The C-Class is the entry-level Mercedes-Benz, but how can you not love ‘em all. Perhaps my most memorable Mercedes experience was on the autobahns of Europe. I got so used to driving fast with confidence I wondered why we don’t have \”no speed limit\” freeways in this country.
The confidence I felt came from driving a car built to handle the \”no speed limit\” autobahns, plus the universally \”good\” drivers of Europe. The requirements to get a license in Europe are much more stringent than here in the U.S. And another observation I made was that three cars dominate the fast lane in Germany. Mercedes-Benz, BMW and Audi. Porsche was hardly to be seen.
Not all European countries are as liberal with the speed laws as is Germany. I got nailed in Austria for speeding, and it wasn’t that I didn’t know there was a limit there, but rather because a Mercedes is so at home at high speeds you can easily forget how fast you’re going. And in the wide-open spaces Mercedes gives you that feeling of standing still at 70 mph. At 200 kilometers per hour or about 120 mph Mercedes-Benz really shines.
The C-Class was introduced in 1993 and it replaced the 190. It is available in two trims: C230 and C280 4-door sedans. The number simply indicates how big the engine is in liters, or in this case 2.8 liters. Mercedes have changed little in appearance over the years except for performance engineering. Perhaps that’s what I like about European cars. They avoid fashion changes and fads that might be ok in women’s fashions, but not as necessary to woo a man into buying or not buying a car. Apparently I’m not the only one who appreciates the same look from year-to-year that we get from cars like the Mercedes-Benz, because they sell tons of ‘em. Anyway one typical kind of change that Mercedes-Benz has made for 1998 is a sensor that de-activates the passenger airbag if the weight in the passenger seat is less than 26 pounds. That innovation will surely become a requirement on all cars to protect small children. SmartKey is another slick innovation in the new Mercedes that is perhaps the most unusual. It is an electronic space age device that looks a bit like the typical remote keyless entry controller without the notched metal key part. The plastic remote unit emits a radio frequency to lock and unlock doors, and a separate system to start the car. You insert the key fob into the slot on the dashboard and twist. An infrared beam electronically unlocks the steering column and starts the engine. Not all design innovations have been stellar from Stuttgart. I’ve owned two Mercedes and hated the airbag suspension design on the 300SEL but totally loved everything about the 450 SEL.

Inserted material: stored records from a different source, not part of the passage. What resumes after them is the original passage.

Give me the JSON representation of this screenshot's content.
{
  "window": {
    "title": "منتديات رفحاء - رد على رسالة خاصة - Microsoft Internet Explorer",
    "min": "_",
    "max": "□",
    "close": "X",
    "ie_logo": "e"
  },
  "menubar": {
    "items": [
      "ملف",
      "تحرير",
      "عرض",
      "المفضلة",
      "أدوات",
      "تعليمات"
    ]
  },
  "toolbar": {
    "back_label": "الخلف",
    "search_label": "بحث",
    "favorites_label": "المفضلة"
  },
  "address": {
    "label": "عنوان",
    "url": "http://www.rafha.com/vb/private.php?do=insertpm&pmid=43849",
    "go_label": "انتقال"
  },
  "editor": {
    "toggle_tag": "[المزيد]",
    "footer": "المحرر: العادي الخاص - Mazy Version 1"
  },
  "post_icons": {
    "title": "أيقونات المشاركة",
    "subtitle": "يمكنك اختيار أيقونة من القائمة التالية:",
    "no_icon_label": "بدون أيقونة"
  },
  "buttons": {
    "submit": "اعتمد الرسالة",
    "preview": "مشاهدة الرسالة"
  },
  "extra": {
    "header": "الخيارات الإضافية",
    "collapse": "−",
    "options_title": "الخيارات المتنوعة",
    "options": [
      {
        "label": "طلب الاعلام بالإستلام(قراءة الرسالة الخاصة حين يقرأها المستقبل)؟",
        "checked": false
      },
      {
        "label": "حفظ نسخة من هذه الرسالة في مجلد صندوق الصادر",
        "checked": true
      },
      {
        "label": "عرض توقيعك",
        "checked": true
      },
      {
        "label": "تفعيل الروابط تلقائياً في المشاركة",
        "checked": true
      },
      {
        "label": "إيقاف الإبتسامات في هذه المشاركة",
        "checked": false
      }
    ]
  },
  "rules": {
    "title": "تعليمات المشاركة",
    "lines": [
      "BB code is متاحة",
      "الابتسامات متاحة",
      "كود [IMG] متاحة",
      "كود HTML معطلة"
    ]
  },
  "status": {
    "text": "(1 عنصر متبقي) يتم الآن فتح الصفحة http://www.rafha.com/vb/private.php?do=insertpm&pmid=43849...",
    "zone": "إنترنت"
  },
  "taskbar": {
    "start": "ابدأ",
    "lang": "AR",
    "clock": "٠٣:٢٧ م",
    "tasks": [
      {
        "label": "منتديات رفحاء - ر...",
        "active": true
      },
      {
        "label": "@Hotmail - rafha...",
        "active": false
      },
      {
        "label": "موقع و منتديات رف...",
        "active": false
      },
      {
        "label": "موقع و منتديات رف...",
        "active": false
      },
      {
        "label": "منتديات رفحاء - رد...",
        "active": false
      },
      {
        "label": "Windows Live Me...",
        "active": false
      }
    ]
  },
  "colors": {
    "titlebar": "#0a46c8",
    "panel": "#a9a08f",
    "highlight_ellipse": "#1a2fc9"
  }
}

Acura TL $33,150, Audi A6 $33,750, Cadillac Catera $33,610, Infiniti I30 $31,500, Lexus ES 300 $30,790, Mazda Millenia $36,595, Mitsubishi Diamante $33,050, Volvo S70 $34,010.
I\’ve driven all and it would be a tough decision. Snob appeal would prompt buying the Mercedes. A sense of value would prompt buying the Volvo. My patriotic sense would prompt buying the Cadillac. My sense of risk would prompt buying the Audi, and my fondness for the Japanese people would prompt buying one of the others.
Affordable (same pricing as 1997). First class engineering and solid construction. New V6 engine for American drivers. Back windows roll down all the way. Big trunk\’s low opening allows easy loading.
Not as roomy as much of the competition. Center rear seating is uncomfortable. Narrow rear doors make getting in and out difficult.
2.8-liter V6 194 horsepower engine, 5-speed automatic trans, dual airbags, 4-wheel anti-lock brake system (ABS), climate control, anti theft and remote entry system, 15-inch aluminum alloy wheels, side-impact protection, power windows, central locking, cruise control, 8-speaker sound system with cassette, burlwood trim, traction control and passenger weight sensor.
EPA numbers are 21 City and 27 Highway MPG.
MSRP is $ 35,400